**WHAT NEEDS TO BE DONE:** Each line below must be reproduced exactly, though the pictures are to be dropped.

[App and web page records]
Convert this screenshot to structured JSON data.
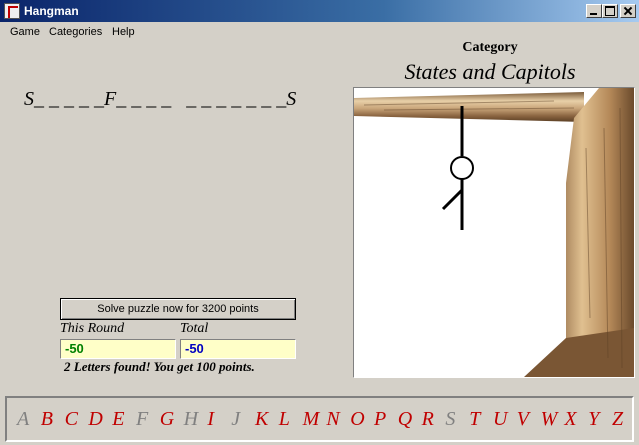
{
  "window": {
    "title": "Hangman"
  },
  "menu": [
    "Game",
    "Categories",
    "Help"
  ],
  "category": {
    "label": "Category",
    "name": "States and Capitols"
  },
  "puzzle": {
    "display": "S_ _ _ _ _F_ _ _ _   _ _ _ _ _ _ _S"
  },
  "solve_button": {
    "label": "Solve puzzle now for 3200 points"
  },
  "score": {
    "round_label": "This Round",
    "round_value": "-50",
    "total_label": "Total",
    "total_value": "-50",
    "round_value_color": "#008000",
    "total_value_color": "#0000c0"
  },
  "message": "2 Letters found! You get 100 points.",
  "colors": {
    "letter_available": "#c00000",
    "letter_used": "#808080"
  },
  "alphabet": [
    {
      "letter": "A",
      "used": true
    },
    {
      "letter": "B",
      "used": false
    },
    {
      "letter": "C",
      "used": false
    },
    {
      "letter": "D",
      "used": false
    },
    {
      "letter": "E",
      "used": false
    },
    {
      "letter": "F",
      "used": true
    },
    {
      "letter": "G",
      "used": false
    },
    {
      "letter": "H",
      "used": true
    },
    {
      "letter": "I",
      "used": false
    },
    {
      "letter": "J",
      "used": true
    },
    {
      "letter": "K",
      "used": false
    },
    {
      "letter": "L",
      "used": false
    },
    {
      "letter": "M",
      "used": false
    },
    {
      "letter": "N",
      "used": false
    },
    {
      "letter": "O",
      "used": false
    },
    {
      "letter": "P",
      "used": false
    },
    {
      "letter": "Q",
      "used": false
    },
    {
      "letter": "R",
      "used": false
    },
    {
      "letter": "S",
      "used": true
    },
    {
      "letter": "T",
      "used": false
    },
    {
      "letter": "U",
      "used": false
    },
    {
      "letter": "V",
      "used": false
    },
    {
      "letter": "W",
      "used": false
    },
    {
      "letter": "X",
      "used": false
    },
    {
      "letter": "Y",
      "used": false
    },
    {
      "letter": "Z",
      "used": false
    }
  ],
  "hangman_parts_drawn": [
    "rope",
    "head",
    "body",
    "left-arm"
  ]
}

**OUTPUT:**
Convert this screenshot to structured JSON data.
{
  "window": {
    "title": "Hangman"
  },
  "menu": [
    "Game",
    "Categories",
    "Help"
  ],
  "category": {
    "label": "Category",
    "name": "States and Capitols"
  },
  "puzzle": {
    "display": "S_ _ _ _ _F_ _ _ _   _ _ _ _ _ _ _S"
  },
  "solve_button": {
    "label": "Solve puzzle now for 3200 points"
  },
  "score": {
    "round_label": "This Round",
    "round_value": "-50",
    "total_label": "Total",
    "total_value": "-50",
    "round_value_color": "#008000",
    "total_value_color": "#0000c0"
  },
  "message": "2 Letters found! You get 100 points.",
  "colors": {
    "letter_available": "#c00000",
    "letter_used": "#808080"
  },
  "alphabet": [
    {
      "letter": "A",
      "used": true
    },
    {
      "letter": "B",
      "used": false
    },
    {
      "letter": "C",
      "used": false
    },
    {
      "letter": "D",
      "used": false
    },
    {
      "letter": "E",
      "used": false
    },
    {
      "letter": "F",
      "used": true
    },
    {
      "letter": "G",
      "used": false
    },
    {
      "letter": "H",
      "used": true
    },
    {
      "letter": "I",
      "used": false
    },
    {
      "letter": "J",
      "used": true
    },
    {
      "letter": "K",
      "used": false
    },
    {
      "letter": "L",
      "used": false
    },
    {
      "letter": "M",
      "used": false
    },
    {
      "letter": "N",
      "used": false
    },
    {
      "letter": "O",
      "used": false
    },
    {
      "letter": "P",
      "used": false
    },
    {
      "letter": "Q",
      "used": false
    },
    {
      "letter": "R",
      "used": false
    },
    {
      "letter": "S",
      "used": true
    },
    {
      "letter": "T",
      "used": false
    },
    {
      "letter": "U",
      "used": false
    },
    {
      "letter": "V",
      "used": false
    },
    {
      "letter": "W",
      "used": false
    },
    {
      "letter": "X",
      "used": false
    },
    {
      "letter": "Y",
      "used": false
    },
    {
      "letter": "Z",
      "used": false
    }
  ],
  "hangman_parts_drawn": [
    "rope",
    "head",
    "body",
    "left-arm"
  ]
}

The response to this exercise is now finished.